Assignment:
Every line below is to be set down again exactly; any image stays out.

Data to process:
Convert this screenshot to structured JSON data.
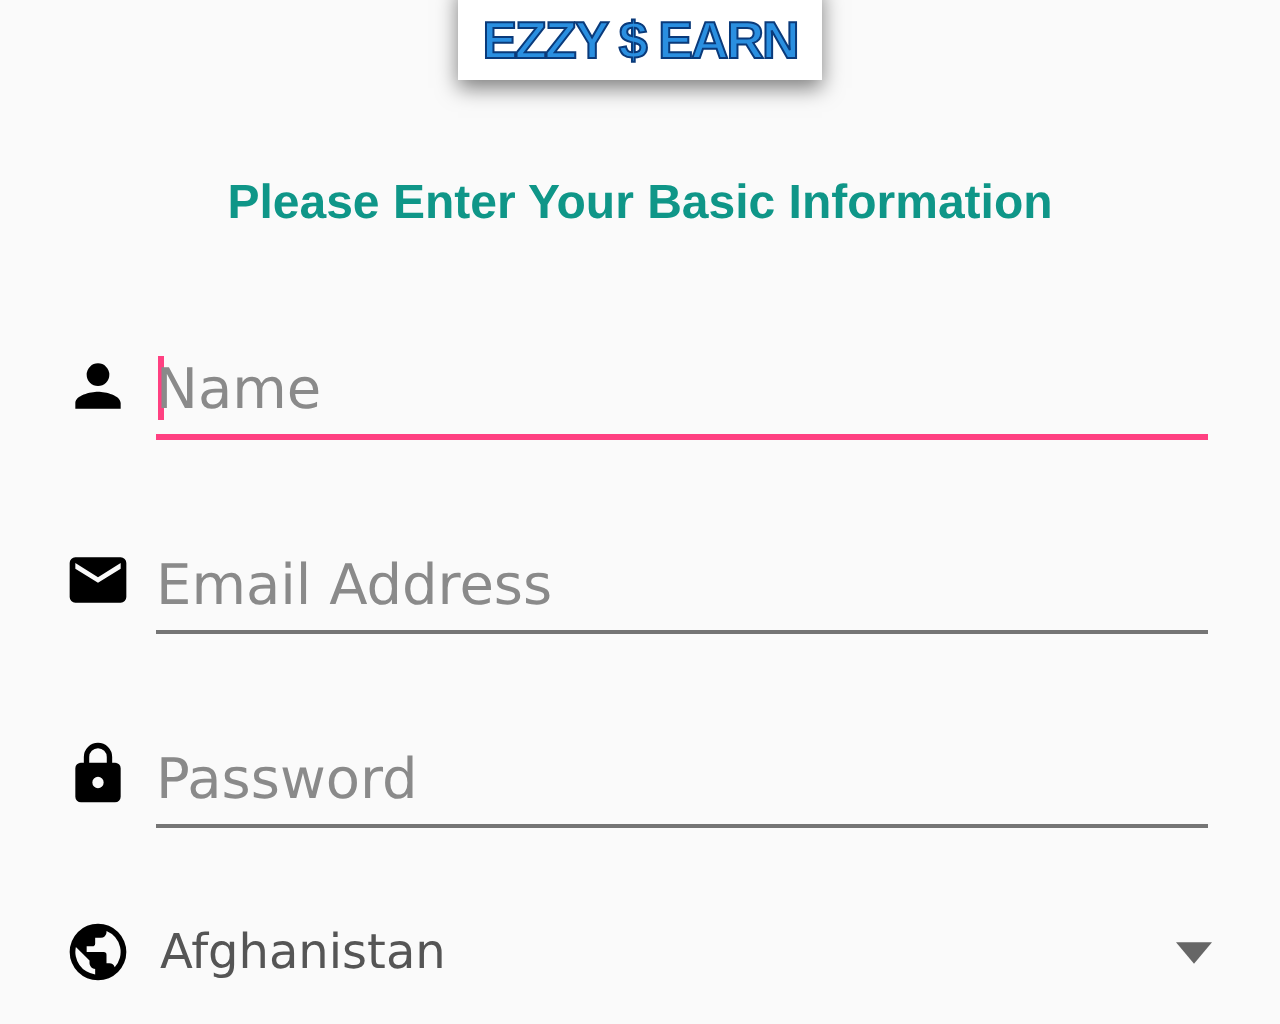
{
  "logo": {
    "text": "EZZY $ EARN"
  },
  "heading": "Please Enter Your Basic Information",
  "fields": [
    {
      "kind": "person",
      "placeholder": "Name",
      "focused": true
    },
    {
      "kind": "mail",
      "placeholder": "Email Address",
      "focused": false
    },
    {
      "kind": "lock",
      "placeholder": "Password",
      "focused": false
    }
  ],
  "country": {
    "value": "Afghanistan"
  }
}
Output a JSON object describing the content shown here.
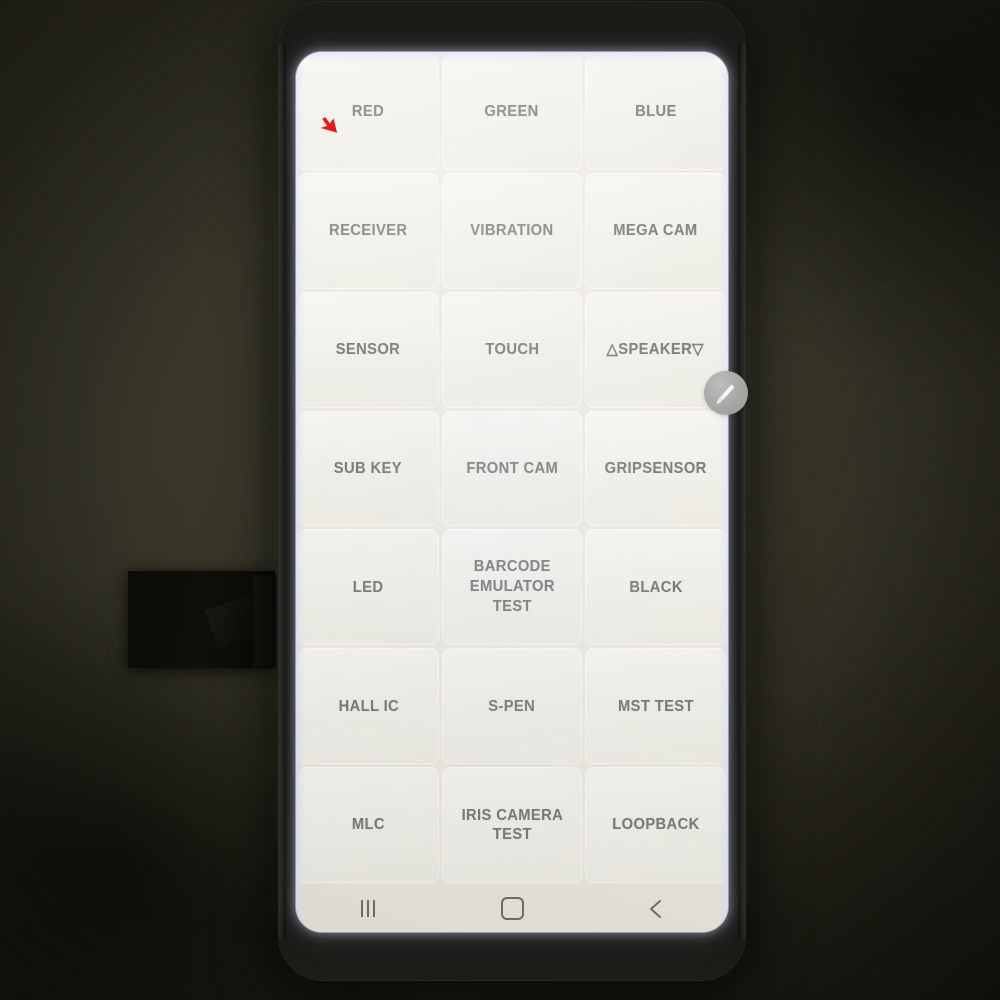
{
  "device": {
    "kind": "smartphone",
    "screen_mode": "diagnostic-test-menu"
  },
  "screen": {
    "grid": {
      "columns": 3,
      "rows": 7,
      "tiles": [
        {
          "label": "RED",
          "name": "tile-red"
        },
        {
          "label": "GREEN",
          "name": "tile-green"
        },
        {
          "label": "BLUE",
          "name": "tile-blue"
        },
        {
          "label": "RECEIVER",
          "name": "tile-receiver"
        },
        {
          "label": "VIBRATION",
          "name": "tile-vibration"
        },
        {
          "label": "MEGA CAM",
          "name": "tile-mega-cam"
        },
        {
          "label": "SENSOR",
          "name": "tile-sensor"
        },
        {
          "label": "TOUCH",
          "name": "tile-touch"
        },
        {
          "label": "△SPEAKER▽",
          "name": "tile-speaker"
        },
        {
          "label": "SUB KEY",
          "name": "tile-sub-key"
        },
        {
          "label": "FRONT CAM",
          "name": "tile-front-cam"
        },
        {
          "label": "GRIPSENSOR",
          "name": "tile-gripsensor"
        },
        {
          "label": "LED",
          "name": "tile-led"
        },
        {
          "label": "BARCODE\nEMULATOR TEST",
          "name": "tile-barcode-emulator-test"
        },
        {
          "label": "BLACK",
          "name": "tile-black"
        },
        {
          "label": "HALL IC",
          "name": "tile-hall-ic"
        },
        {
          "label": "S-PEN",
          "name": "tile-s-pen"
        },
        {
          "label": "MST TEST",
          "name": "tile-mst-test"
        },
        {
          "label": "MLC",
          "name": "tile-mlc"
        },
        {
          "label": "IRIS CAMERA TEST",
          "name": "tile-iris-camera-test"
        },
        {
          "label": "LOOPBACK",
          "name": "tile-loopback"
        }
      ]
    },
    "floating_button": {
      "icon": "pen-icon",
      "label": ""
    },
    "navbar": {
      "recents_icon": "recents-icon",
      "home_icon": "home-icon",
      "back_icon": "back-icon"
    }
  },
  "cursor": {
    "icon": "mouse-pointer-icon",
    "color": "#e8181a"
  },
  "colors": {
    "background": "#2c2b21",
    "phone_body": "#101010",
    "screen_bg": "#f2f1ec",
    "tile_bg": "#f4f3ee",
    "tile_text": "#7d7d79",
    "navbar_bg": "#e9e7df",
    "navbar_icon": "#6f6f6b",
    "float_button": "#a6a6a4",
    "cursor_red": "#e8181a"
  }
}
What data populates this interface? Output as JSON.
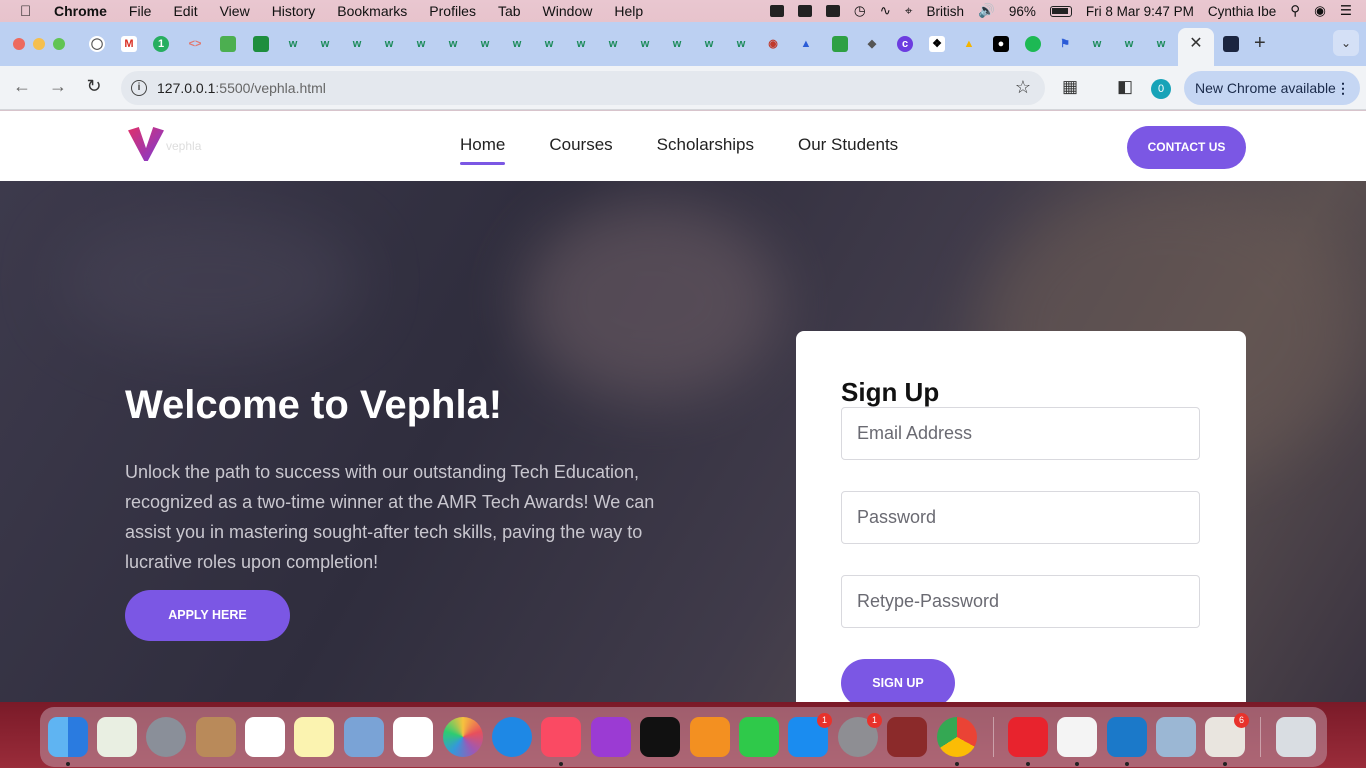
{
  "menubar": {
    "app_name": "Chrome",
    "menus": [
      "File",
      "Edit",
      "View",
      "History",
      "Bookmarks",
      "Profiles",
      "Tab",
      "Window",
      "Help"
    ],
    "input_source": "British",
    "battery": "96%",
    "datetime": "Fri 8 Mar  9:47 PM",
    "user": "Cynthia Ibe"
  },
  "browser": {
    "url_host": "127.0.0.1",
    "url_rest": ":5500/vephla.html",
    "profile_badge": "0",
    "update_label": "New Chrome available"
  },
  "site": {
    "logo_text": "vephla",
    "nav": [
      {
        "label": "Home",
        "active": true
      },
      {
        "label": "Courses",
        "active": false
      },
      {
        "label": "Scholarships",
        "active": false
      },
      {
        "label": "Our Students",
        "active": false
      }
    ],
    "contact_label": "CONTACT US"
  },
  "hero": {
    "title": "Welcome to Vephla!",
    "text": "Unlock the path to success with our outstanding Tech Education, recognized as a two-time winner at the AMR Tech Awards! We can assist you in mastering sought-after tech skills, paving the way to lucrative roles upon completion!",
    "apply_label": "APPLY HERE"
  },
  "signup": {
    "title": "Sign Up",
    "email_placeholder": "Email Address",
    "password_placeholder": "Password",
    "retype_placeholder": "Retype-Password",
    "button_label": "SIGN UP"
  },
  "dock": {
    "app_store_badge": "1",
    "settings_badge": "1",
    "downloads_badge": "6"
  },
  "colors": {
    "accent": "#7b57e4",
    "tabstrip": "#bcd0f2"
  }
}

Result of this exercise:
Convert this screenshot to structured JSON data.
{
  "logo": {
    "text": "EZZY $ EARN"
  },
  "heading": "Please Enter Your Basic Information",
  "fields": [
    {
      "kind": "person",
      "placeholder": "Name",
      "focused": true
    },
    {
      "kind": "mail",
      "placeholder": "Email Address",
      "focused": false
    },
    {
      "kind": "lock",
      "placeholder": "Password",
      "focused": false
    }
  ],
  "country": {
    "value": "Afghanistan"
  }
}
Output a JSON object describing the content shown here.
{
  "device": {
    "kind": "smartphone",
    "screen_mode": "diagnostic-test-menu"
  },
  "screen": {
    "grid": {
      "columns": 3,
      "rows": 7,
      "tiles": [
        {
          "label": "RED",
          "name": "tile-red"
        },
        {
          "label": "GREEN",
          "name": "tile-green"
        },
        {
          "label": "BLUE",
          "name": "tile-blue"
        },
        {
          "label": "RECEIVER",
          "name": "tile-receiver"
        },
        {
          "label": "VIBRATION",
          "name": "tile-vibration"
        },
        {
          "label": "MEGA CAM",
          "name": "tile-mega-cam"
        },
        {
          "label": "SENSOR",
          "name": "tile-sensor"
        },
        {
          "label": "TOUCH",
          "name": "tile-touch"
        },
        {
          "label": "△SPEAKER▽",
          "name": "tile-speaker"
        },
        {
          "label": "SUB KEY",
          "name": "tile-sub-key"
        },
        {
          "label": "FRONT CAM",
          "name": "tile-front-cam"
        },
        {
          "label": "GRIPSENSOR",
          "name": "tile-gripsensor"
        },
        {
          "label": "LED",
          "name": "tile-led"
        },
        {
          "label": "BARCODE\nEMULATOR TEST",
          "name": "tile-barcode-emulator-test"
        },
        {
          "label": "BLACK",
          "name": "tile-black"
        },
        {
          "label": "HALL IC",
          "name": "tile-hall-ic"
        },
        {
          "label": "S-PEN",
          "name": "tile-s-pen"
        },
        {
          "label": "MST TEST",
          "name": "tile-mst-test"
        },
        {
          "label": "MLC",
          "name": "tile-mlc"
        },
        {
          "label": "IRIS CAMERA TEST",
          "name": "tile-iris-camera-test"
        },
        {
          "label": "LOOPBACK",
          "name": "tile-loopback"
        }
      ]
    },
    "floating_button": {
      "icon": "pen-icon",
      "label": ""
    },
    "navbar": {
      "recents_icon": "recents-icon",
      "home_icon": "home-icon",
      "back_icon": "back-icon"
    }
  },
  "cursor": {
    "icon": "mouse-pointer-icon",
    "color": "#e8181a"
  },
  "colors": {
    "background": "#2c2b21",
    "phone_body": "#101010",
    "screen_bg": "#f2f1ec",
    "tile_bg": "#f4f3ee",
    "tile_text": "#7d7d79",
    "navbar_bg": "#e9e7df",
    "navbar_icon": "#6f6f6b",
    "float_button": "#a6a6a4",
    "cursor_red": "#e8181a"
  }
}
What data populates this interface? Output as JSON.
{
  "menubar": {
    "app_name": "Chrome",
    "menus": [
      "File",
      "Edit",
      "View",
      "History",
      "Bookmarks",
      "Profiles",
      "Tab",
      "Window",
      "Help"
    ],
    "input_source": "British",
    "battery": "96%",
    "datetime": "Fri 8 Mar  9:47 PM",
    "user": "Cynthia Ibe"
  },
  "browser": {
    "url_host": "127.0.0.1",
    "url_rest": ":5500/vephla.html",
    "profile_badge": "0",
    "update_label": "New Chrome available"
  },
  "site": {
    "logo_text": "vephla",
    "nav": [
      {
        "label": "Home",
        "active": true
      },
      {
        "label": "Courses",
        "active": false
      },
      {
        "label": "Scholarships",
        "active": false
      },
      {
        "label": "Our Students",
        "active": false
      }
    ],
    "contact_label": "CONTACT US"
  },
  "hero": {
    "title": "Welcome to Vephla!",
    "text": "Unlock the path to success with our outstanding Tech Education, recognized as a two-time winner at the AMR Tech Awards! We can assist you in mastering sought-after tech skills, paving the way to lucrative roles upon completion!",
    "apply_label": "APPLY HERE"
  },
  "signup": {
    "title": "Sign Up",
    "email_placeholder": "Email Address",
    "password_placeholder": "Password",
    "retype_placeholder": "Retype-Password",
    "button_label": "SIGN UP"
  },
  "dock": {
    "app_store_badge": "1",
    "settings_badge": "1",
    "downloads_badge": "6"
  },
  "colors": {
    "accent": "#7b57e4",
    "tabstrip": "#bcd0f2"
  }
}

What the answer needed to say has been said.